Hesham Masoud, MD: I did look into this and found for the most part, it seems to be waiting it out, having awareness that this is a drug effect in a big sense can sort of calm one down. Changing the sensory experience, so taking a shower. I would be mindful if you take a hot shower and you're having low blood pressure, then you may feel even worse and want to pass out, but maybe using something cold on the face. If you change the sensory experience, that tends to assist. Like we went over the poison control calls and when it got really bad, patients may have gotten an anti-anxiety drug in a controlled fashion in the emergency room. So what could be a search surrogate for that? Well, it seems like you can take CBD, so if you have a CBD -- no THC, just CBD -- product, apparently that might help. And then there is some interesting business about terpenes. And so I looked into this, and so terpenes are essentially like these essential oils of plants and are these aromatic, organic hydrocarbon class of these natural sort of unsaturated hydrocarbons that these plants produce. And they're classified by the number of carbons: mono, di, terpene, whatever. And the research seems to suggest that terpenes can modulate the effect of the cannabinoid at the receptor. So it can either assist its effect or inhibit its effect. And so, there are these "cure-all's," and in pop culture, I guess Neil Young is famous for recommending peppercorn if one has a little bit of an adverse effect to the recreational use, or lemon. And I think the idea here is to sort of evoke those terpenes that can inhibit the cannabinoid. And I've heard that in relation to just eating, that I'll maybe eat something, I think, oh, perhaps if they're eating something with a high terpene content.
So I think for the most part wait it out. Be aware that this is a drug effect and not something more sinister than that. If there is symptoms of actual organic disease, God forbid, like a sudden neurologic deficit, a prolonged heart rate rhythm, then come in and get it evaluated. If it's nothing, it's a quick turnaround. But be aware that maybe marijuana can be the straw that breaks the camel's back for someone specific, with a specific set of circumstances.
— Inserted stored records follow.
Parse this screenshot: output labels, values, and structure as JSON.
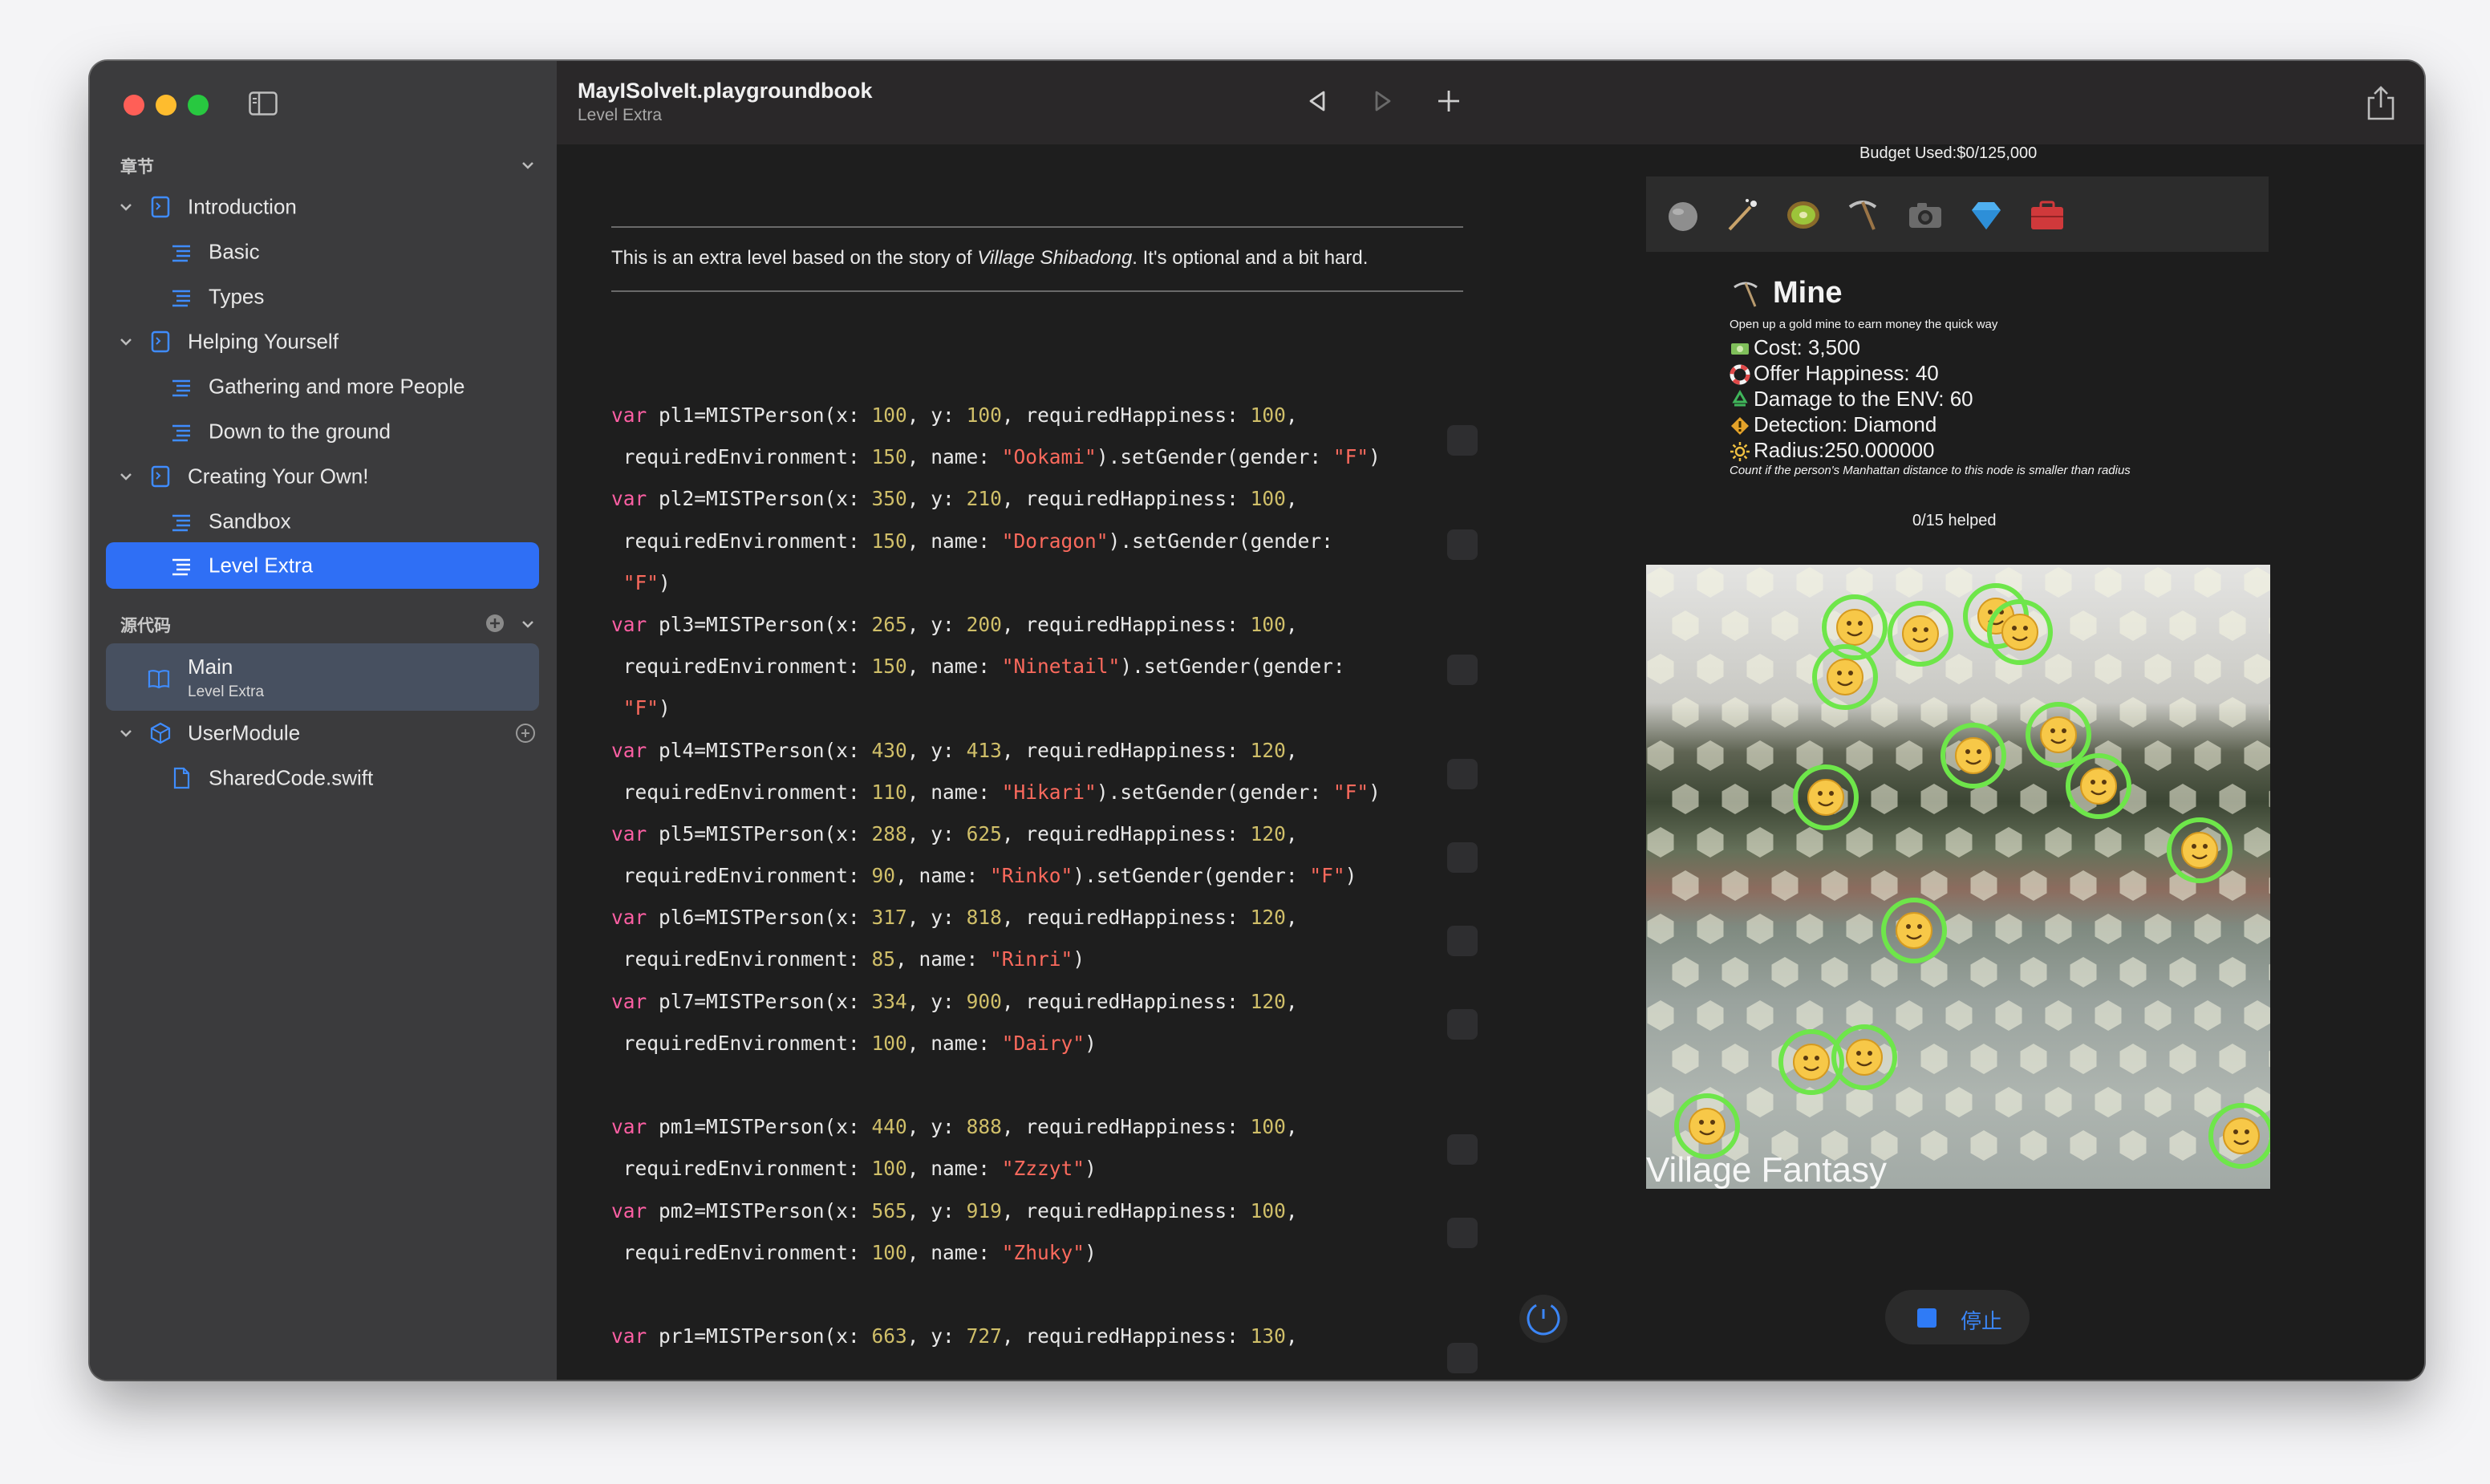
{
  "sidebar": {
    "chapters_label": "章节",
    "chapters": [
      {
        "label": "Introduction",
        "pages": [
          "Basic",
          "Types"
        ]
      },
      {
        "label": "Helping Yourself",
        "pages": [
          "Gathering and more People",
          "Down to the ground"
        ]
      },
      {
        "label": "Creating Your Own!",
        "pages": [
          "Sandbox",
          "Level Extra"
        ]
      }
    ],
    "sources_label": "源代码",
    "main_label": "Main",
    "main_sub": "Level Extra",
    "module_label": "UserModule",
    "file_label": "SharedCode.swift"
  },
  "editor": {
    "title": "MayISolveIt.playgroundbook",
    "subtitle": "Level Extra",
    "prose_before": "This is an extra level based on the story of ",
    "prose_italic": "Village Shibadong",
    "prose_after": ". It's optional and a bit hard.",
    "code_lines": [
      "var pl1=MISTPerson(x: 100, y: 100, requiredHappiness: 100,",
      " requiredEnvironment: 150, name: \"Ookami\").setGender(gender: \"F\")",
      "var pl2=MISTPerson(x: 350, y: 210, requiredHappiness: 100,",
      " requiredEnvironment: 150, name: \"Doragon\").setGender(gender:",
      " \"F\")",
      "var pl3=MISTPerson(x: 265, y: 200, requiredHappiness: 100,",
      " requiredEnvironment: 150, name: \"Ninetail\").setGender(gender:",
      " \"F\")",
      "var pl4=MISTPerson(x: 430, y: 413, requiredHappiness: 120,",
      " requiredEnvironment: 110, name: \"Hikari\").setGender(gender: \"F\")",
      "var pl5=MISTPerson(x: 288, y: 625, requiredHappiness: 120,",
      " requiredEnvironment: 90, name: \"Rinko\").setGender(gender: \"F\")",
      "var pl6=MISTPerson(x: 317, y: 818, requiredHappiness: 120,",
      " requiredEnvironment: 85, name: \"Rinri\")",
      "var pl7=MISTPerson(x: 334, y: 900, requiredHappiness: 120,",
      " requiredEnvironment: 100, name: \"Dairy\")",
      "",
      "var pm1=MISTPerson(x: 440, y: 888, requiredHappiness: 100,",
      " requiredEnvironment: 100, name: \"Zzzyt\")",
      "var pm2=MISTPerson(x: 565, y: 919, requiredHappiness: 100,",
      " requiredEnvironment: 100, name: \"Zhuky\")",
      "",
      "var pr1=MISTPerson(x: 663, y: 727, requiredHappiness: 130,"
    ]
  },
  "liveview": {
    "budget": "Budget Used:$0/125,000",
    "palette_icons": [
      "stone-icon",
      "wand-icon",
      "kiwi-icon",
      "pickaxe-icon",
      "camera-icon",
      "diamond-icon",
      "toolbox-icon"
    ],
    "info": {
      "title": "Mine",
      "description": "Open up a gold mine to earn money the quick way",
      "cost": "Cost: 3,500",
      "happiness": "Offer Happiness: 40",
      "damage": "Damage to the ENV: 60",
      "detection": "Detection: Diamond",
      "radius": "Radius:250.000000",
      "note": "Count if the person's Manhattan distance to this node is smaller than radius"
    },
    "helped": "0/15 helped",
    "game_title": "Village Fantasy",
    "stop_label": "停止",
    "ring_color": "#6ee64a",
    "accent_color": "#2f7bf6"
  }
}
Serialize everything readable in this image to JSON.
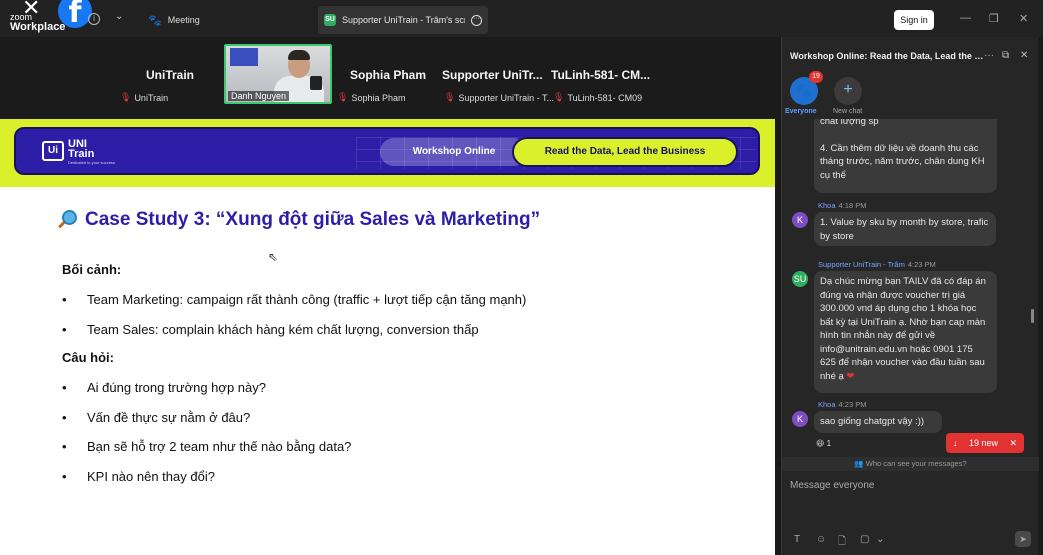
{
  "app": {
    "logo_line1": "zoom",
    "logo_line2": "Workplace"
  },
  "topbar": {
    "meeting_tab": "Meeting",
    "share_badge": "SU",
    "share_tab": "Supporter UniTrain - Trâm's screen",
    "signin": "Sign in"
  },
  "participants": [
    {
      "name": "UniTrain",
      "sub": "UniTrain"
    },
    {
      "name": "Danh Nguyen"
    },
    {
      "name": "Sophia Pham",
      "sub": "Sophia Pham"
    },
    {
      "name": "Supporter UniTr...",
      "sub": "Supporter UniTrain - T..."
    },
    {
      "name": "TuLinh-581-  CM...",
      "sub": "TuLinh-581- CM09"
    }
  ],
  "slide": {
    "brand_name": "UNI Train",
    "brand_tag": "Dedicated to your success",
    "pill_workshop": "Workshop Online",
    "pill_topic": "Read the Data, Lead the Business",
    "title": "Case Study 3: “Xung đột giữa Sales và Marketing”",
    "context_heading": "Bối cảnh:",
    "context_items": [
      "Team Marketing: campaign rất thành công (traffic + lượt tiếp cận tăng mạnh)",
      "Team Sales: complain khách hàng kém chất lượng, conversion thấp"
    ],
    "question_heading": "Câu hỏi:",
    "question_items": [
      "Ai đúng trong trường hợp này?",
      "Vấn đề thực sự nằm ở đâu?",
      "Bạn sẽ  hỗ trợ 2 team như thế nào bằng data?",
      "KPI nào nên thay đổi?"
    ]
  },
  "chat": {
    "title": "Workshop Online: Read the Data, Lead the B...",
    "everyone_label": "Everyone",
    "everyone_badge": "19",
    "new_chat_label": "New chat",
    "messages": [
      {
        "text_top": "chất lượng sp"
      },
      {
        "text": "4. Cần thêm dữ liệu về doanh thu các tháng trước, năm trước, chân dung KH cụ thể"
      },
      {
        "avatar": "K",
        "sender": "Khoa",
        "time": "4:18 PM",
        "text": "1. Value by sku by month by store, trafic by store"
      },
      {
        "avatar": "SU",
        "sender": "Supporter UniTrain - Trâm",
        "time": "4:23 PM",
        "text": "Dạ chúc mừng bạn TAILV đã có đáp án đúng và nhận được voucher trị giá 300.000 vnd áp dụng cho 1 khóa học bất kỳ tại UniTrain ạ. Nhờ bạn cap màn hình tin nhắn này để gửi về info@unitrain.edu.vn hoặc 0901 175 625 để nhận voucher vào đầu tuần sau nhé ạ"
      },
      {
        "avatar": "K",
        "sender": "Khoa",
        "time": "4:23 PM",
        "text": "sao giống chatgpt vậy :))"
      }
    ],
    "reaction_count": "1",
    "new_messages": "19 new",
    "who_can_see": "Who can see your messages?",
    "compose_placeholder": "Message everyone"
  },
  "colors": {
    "accent_lime": "#d9f02a",
    "brand_indigo": "#2d1ea8",
    "zoom_blue": "#1f6fd0",
    "alert_red": "#e33232"
  }
}
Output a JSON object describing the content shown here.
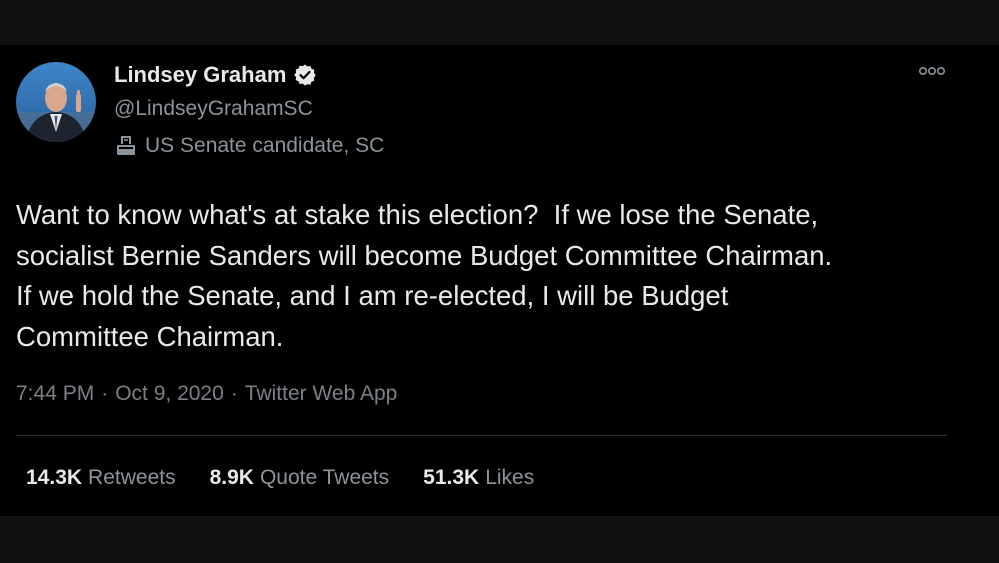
{
  "profile": {
    "display_name": "Lindsey Graham",
    "handle": "@LindseyGrahamSC",
    "label": "US Senate candidate, SC",
    "verified": true
  },
  "tweet": {
    "text": "Want to know what's at stake this election?  If we lose the Senate,\nsocialist Bernie Sanders will become Budget Committee Chairman.\nIf we hold the Senate, and I am re-elected, I will be Budget\nCommittee Chairman.",
    "time": "7:44 PM",
    "separator": "·",
    "date": "Oct 9, 2020",
    "source": "Twitter Web App"
  },
  "stats": [
    {
      "count": "14.3K",
      "label": "Retweets"
    },
    {
      "count": "8.9K",
      "label": "Quote Tweets"
    },
    {
      "count": "51.3K",
      "label": "Likes"
    }
  ],
  "icons": {
    "verified": "verified-badge-icon",
    "label": "ballot-box-icon",
    "more": "more-options-icon"
  },
  "colors": {
    "background": "#000000",
    "text_primary": "#e7e9ea",
    "text_secondary": "#8b949a"
  }
}
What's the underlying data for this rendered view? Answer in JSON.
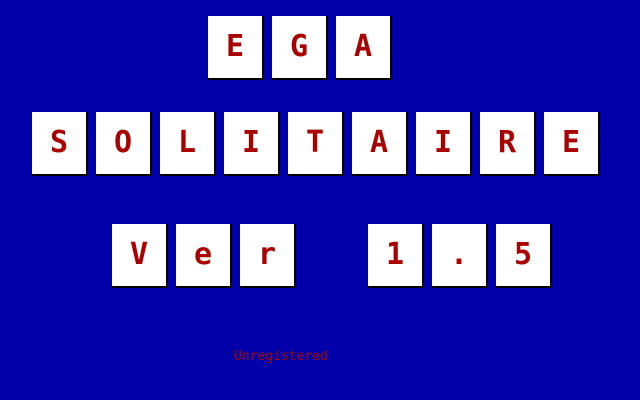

And then, maybe take some CBD or use this terpene hypothesis.
Host Amber Smith: Well Dr. Masoud, I thank you so much for making time for this interview.
Hesham Masoud, MD: Oh my pleasure.
Host Amber Smith: My guest has been Dr. Hesham Masoud. He's an associate professor of neurology and neurosurgery at Upstate, where he specializes in endovascular surgical, neuro radiology. And he's a member of the stroke team at Upstate. The Informed Patient is a podcast covering health, science and medicine brought to you by Upstate Medical University in Syracuse, New York, and produced by Jim Howe. Find our archive of previous episodes at upstate.edu/informed. This is your host, Amber Smith, thanking you for listening.